→ AIM OF THE TASK
Below are the records. List every line holding the word "Ольга".

→ DATA EXTRACT
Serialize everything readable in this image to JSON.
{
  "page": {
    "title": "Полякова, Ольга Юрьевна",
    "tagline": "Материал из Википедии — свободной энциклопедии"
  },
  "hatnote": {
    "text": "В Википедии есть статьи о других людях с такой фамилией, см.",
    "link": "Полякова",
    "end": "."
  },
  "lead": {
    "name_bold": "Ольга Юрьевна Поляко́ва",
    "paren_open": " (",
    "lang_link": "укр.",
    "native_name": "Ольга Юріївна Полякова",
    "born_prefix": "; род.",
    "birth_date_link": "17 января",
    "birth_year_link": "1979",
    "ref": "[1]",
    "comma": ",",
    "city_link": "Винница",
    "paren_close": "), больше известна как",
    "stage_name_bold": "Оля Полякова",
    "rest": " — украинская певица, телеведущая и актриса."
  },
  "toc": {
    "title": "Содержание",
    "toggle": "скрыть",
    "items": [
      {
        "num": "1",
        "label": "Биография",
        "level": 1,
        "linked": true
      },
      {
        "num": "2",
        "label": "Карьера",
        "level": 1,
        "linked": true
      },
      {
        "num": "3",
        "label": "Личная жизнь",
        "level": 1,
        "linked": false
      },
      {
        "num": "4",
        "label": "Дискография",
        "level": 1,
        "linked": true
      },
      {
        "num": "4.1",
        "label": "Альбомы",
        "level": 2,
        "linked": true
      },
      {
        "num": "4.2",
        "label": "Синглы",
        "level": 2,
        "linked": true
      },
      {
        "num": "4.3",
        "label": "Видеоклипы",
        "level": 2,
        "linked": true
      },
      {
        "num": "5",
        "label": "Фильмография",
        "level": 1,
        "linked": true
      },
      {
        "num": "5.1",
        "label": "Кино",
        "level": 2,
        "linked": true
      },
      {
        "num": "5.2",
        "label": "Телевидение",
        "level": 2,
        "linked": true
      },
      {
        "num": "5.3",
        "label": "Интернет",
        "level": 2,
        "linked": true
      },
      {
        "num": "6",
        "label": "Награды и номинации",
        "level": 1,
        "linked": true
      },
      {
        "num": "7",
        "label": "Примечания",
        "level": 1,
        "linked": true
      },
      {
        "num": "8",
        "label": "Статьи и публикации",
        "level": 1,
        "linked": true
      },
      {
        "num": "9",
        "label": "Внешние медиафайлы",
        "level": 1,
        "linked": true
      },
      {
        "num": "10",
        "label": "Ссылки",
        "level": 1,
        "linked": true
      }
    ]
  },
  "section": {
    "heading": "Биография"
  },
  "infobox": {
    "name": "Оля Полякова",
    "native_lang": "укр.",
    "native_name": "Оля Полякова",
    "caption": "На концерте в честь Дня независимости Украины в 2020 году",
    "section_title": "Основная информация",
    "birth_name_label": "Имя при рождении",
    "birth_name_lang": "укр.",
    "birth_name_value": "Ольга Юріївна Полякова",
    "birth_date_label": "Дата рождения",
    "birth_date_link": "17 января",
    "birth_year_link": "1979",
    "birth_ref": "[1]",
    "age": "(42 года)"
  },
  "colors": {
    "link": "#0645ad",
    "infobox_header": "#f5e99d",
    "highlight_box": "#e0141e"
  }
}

→ RESPONSE AREA
    "title": "Полякова, Ольга Юрьевна",
    "name_bold": "Ольга Юрьевна Поляко́ва",
    "native_name": "Ольга Юріївна Полякова",
    "birth_name_value": "Ольга Юріївна Полякова",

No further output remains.